Like Woodrow Wilson, as Sean Braswell recounts in OZY, Ronald Reagan was a pretty popular president when he became lame-duck. Unlike President Wilson, his period of obsolescence was enormously effective.
It was 1986, the Democrats had won control of both houses, details of the Iran-Contra affair had begun to emerge in the public domain and the President seemed destined to be consigned to the ash-heap of history. But then, a remarkable combination of events combined to bring the executive and the legislature together and the next legislative session was, as The New York Times put it, “ground-breaking”. Laws were made and passed in areas as diverse as trade policy and welfare, civil rights and arms control. The reasons for this fruitful amity have often been parsed. The President was hobbled and the Democrats were eager to prove they were ready for government come the next elections.
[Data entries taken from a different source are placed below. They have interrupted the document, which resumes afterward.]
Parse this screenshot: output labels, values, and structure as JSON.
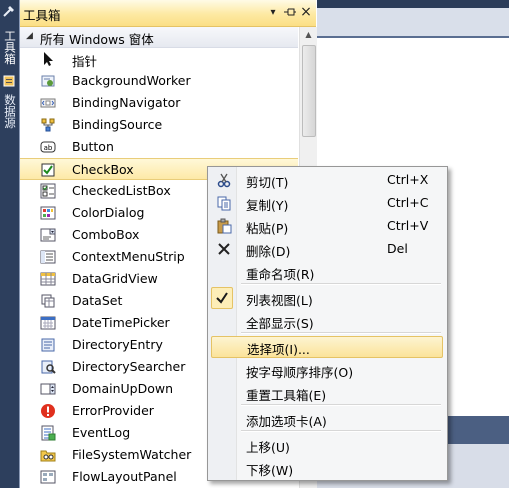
{
  "strip": {
    "tabs": [
      "工具箱",
      "数据源"
    ]
  },
  "toolbox": {
    "title": "工具箱",
    "buttons": {
      "dropdown": "▾",
      "pin": "ᚎ",
      "close": "×"
    },
    "group": "所有 Windows 窗体",
    "items": [
      {
        "label": "指针",
        "icon": "pointer-icon"
      },
      {
        "label": "BackgroundWorker",
        "icon": "backgroundworker-icon"
      },
      {
        "label": "BindingNavigator",
        "icon": "bindingnavigator-icon"
      },
      {
        "label": "BindingSource",
        "icon": "bindingsource-icon"
      },
      {
        "label": "Button",
        "icon": "button-icon"
      },
      {
        "label": "CheckBox",
        "icon": "checkbox-icon",
        "selected": true
      },
      {
        "label": "CheckedListBox",
        "icon": "checkedlistbox-icon"
      },
      {
        "label": "ColorDialog",
        "icon": "colordialog-icon"
      },
      {
        "label": "ComboBox",
        "icon": "combobox-icon"
      },
      {
        "label": "ContextMenuStrip",
        "icon": "contextmenustrip-icon"
      },
      {
        "label": "DataGridView",
        "icon": "datagridview-icon"
      },
      {
        "label": "DataSet",
        "icon": "dataset-icon"
      },
      {
        "label": "DateTimePicker",
        "icon": "datetimepicker-icon"
      },
      {
        "label": "DirectoryEntry",
        "icon": "directoryentry-icon"
      },
      {
        "label": "DirectorySearcher",
        "icon": "directorysearcher-icon"
      },
      {
        "label": "DomainUpDown",
        "icon": "domainupdown-icon"
      },
      {
        "label": "ErrorProvider",
        "icon": "errorprovider-icon"
      },
      {
        "label": "EventLog",
        "icon": "eventlog-icon"
      },
      {
        "label": "FileSystemWatcher",
        "icon": "filesystemwatcher-icon"
      },
      {
        "label": "FlowLayoutPanel",
        "icon": "flowlayoutpanel-icon"
      }
    ]
  },
  "context_menu": {
    "items": [
      {
        "label": "剪切(T)",
        "shortcut": "Ctrl+X",
        "icon": "cut-icon"
      },
      {
        "label": "复制(Y)",
        "shortcut": "Ctrl+C",
        "icon": "copy-icon"
      },
      {
        "label": "粘贴(P)",
        "shortcut": "Ctrl+V",
        "icon": "paste-icon"
      },
      {
        "label": "删除(D)",
        "shortcut": "Del",
        "icon": "delete-icon"
      },
      {
        "label": "重命名项(R)",
        "shortcut": ""
      },
      {
        "label": "列表视图(L)",
        "shortcut": "",
        "checked": true,
        "icon": "checkmark-icon"
      },
      {
        "label": "全部显示(S)",
        "shortcut": ""
      },
      {
        "label": "选择项(I)...",
        "shortcut": "",
        "highlighted": true
      },
      {
        "label": "按字母顺序排序(O)",
        "shortcut": ""
      },
      {
        "label": "重置工具箱(E)",
        "shortcut": ""
      },
      {
        "label": "添加选项卡(A)",
        "shortcut": ""
      },
      {
        "label": "上移(U)",
        "shortcut": ""
      },
      {
        "label": "下移(W)",
        "shortcut": ""
      }
    ]
  },
  "colors": {
    "titlebar": "#fde9a2",
    "selection": "#fde9a7",
    "ide_background": "#2b3c59"
  }
}
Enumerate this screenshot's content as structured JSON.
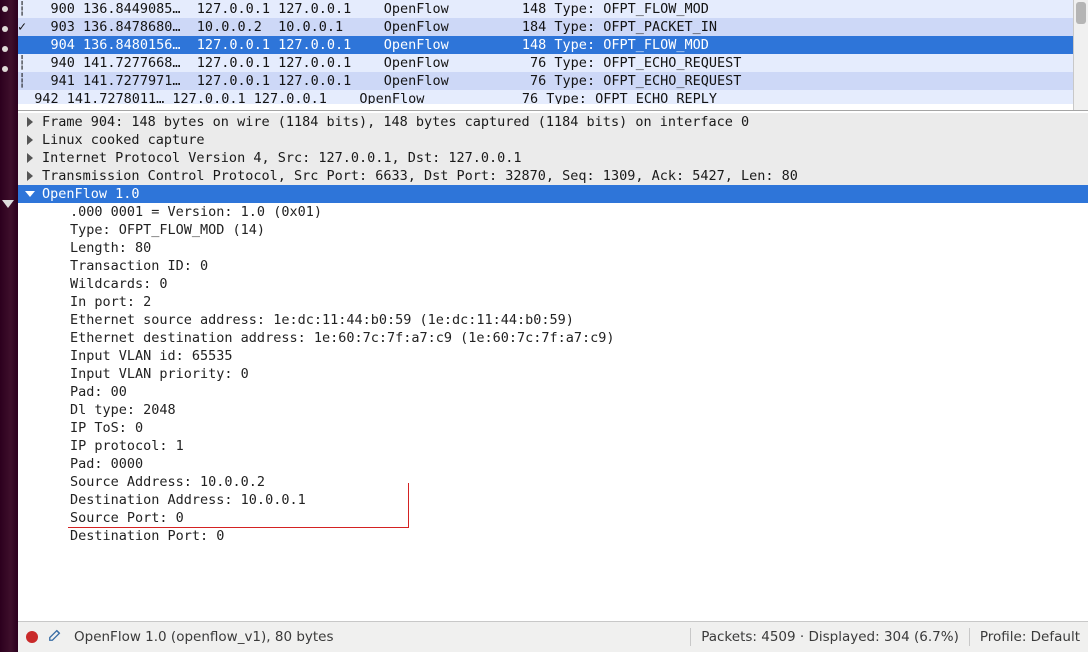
{
  "packets": [
    {
      "no": "900",
      "time": "136.8449085…",
      "src": "127.0.0.1",
      "dst": "127.0.0.1",
      "proto": "OpenFlow",
      "len": "148",
      "info": "Type: OFPT_FLOW_MOD",
      "style": "even",
      "mark": "┆"
    },
    {
      "no": "903",
      "time": "136.8478680…",
      "src": "10.0.0.2",
      "dst": "10.0.0.1",
      "proto": "OpenFlow",
      "len": "184",
      "info": "Type: OFPT_PACKET_IN",
      "style": "odd",
      "mark": "✓"
    },
    {
      "no": "904",
      "time": "136.8480156…",
      "src": "127.0.0.1",
      "dst": "127.0.0.1",
      "proto": "OpenFlow",
      "len": "148",
      "info": "Type: OFPT_FLOW_MOD",
      "style": "selected",
      "mark": ""
    },
    {
      "no": "940",
      "time": "141.7277668…",
      "src": "127.0.0.1",
      "dst": "127.0.0.1",
      "proto": "OpenFlow",
      "len": " 76",
      "info": "Type: OFPT_ECHO_REQUEST",
      "style": "even",
      "mark": "┆"
    },
    {
      "no": "941",
      "time": "141.7277971…",
      "src": "127.0.0.1",
      "dst": "127.0.0.1",
      "proto": "OpenFlow",
      "len": " 76",
      "info": "Type: OFPT_ECHO_REQUEST",
      "style": "odd",
      "mark": "┆"
    }
  ],
  "packet_partial": "  942 141.7278011… 127.0.0.1 127.0.0.1    OpenFlow            76 Type: OFPT_ECHO_REPLY",
  "tree": {
    "frame": "Frame 904: 148 bytes on wire (1184 bits), 148 bytes captured (1184 bits) on interface 0",
    "linux": "Linux cooked capture",
    "ip": "Internet Protocol Version 4, Src: 127.0.0.1, Dst: 127.0.0.1",
    "tcp": "Transmission Control Protocol, Src Port: 6633, Dst Port: 32870, Seq: 1309, Ack: 5427, Len: 80",
    "of": "OpenFlow 1.0",
    "of_items": [
      ".000 0001 = Version: 1.0 (0x01)",
      "Type: OFPT_FLOW_MOD (14)",
      "Length: 80",
      "Transaction ID: 0",
      "Wildcards: 0",
      "In port: 2",
      "Ethernet source address: 1e:dc:11:44:b0:59 (1e:dc:11:44:b0:59)",
      "Ethernet destination address: 1e:60:7c:7f:a7:c9 (1e:60:7c:7f:a7:c9)",
      "Input VLAN id: 65535",
      "Input VLAN priority: 0",
      "Pad: 00",
      "Dl type: 2048",
      "IP ToS: 0",
      "IP protocol: 1",
      "Pad: 0000",
      "Source Address: 10.0.0.2",
      "Destination Address: 10.0.0.1",
      "Source Port: 0",
      "Destination Port: 0"
    ]
  },
  "statusbar": {
    "proto": "OpenFlow 1.0 (openflow_v1), 80 bytes",
    "stats": "Packets: 4509 · Displayed: 304 (6.7%)",
    "profile": "Profile: Default"
  }
}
(Tomorrow: American lameducks and koala bears: How will this keep the little uns safe?)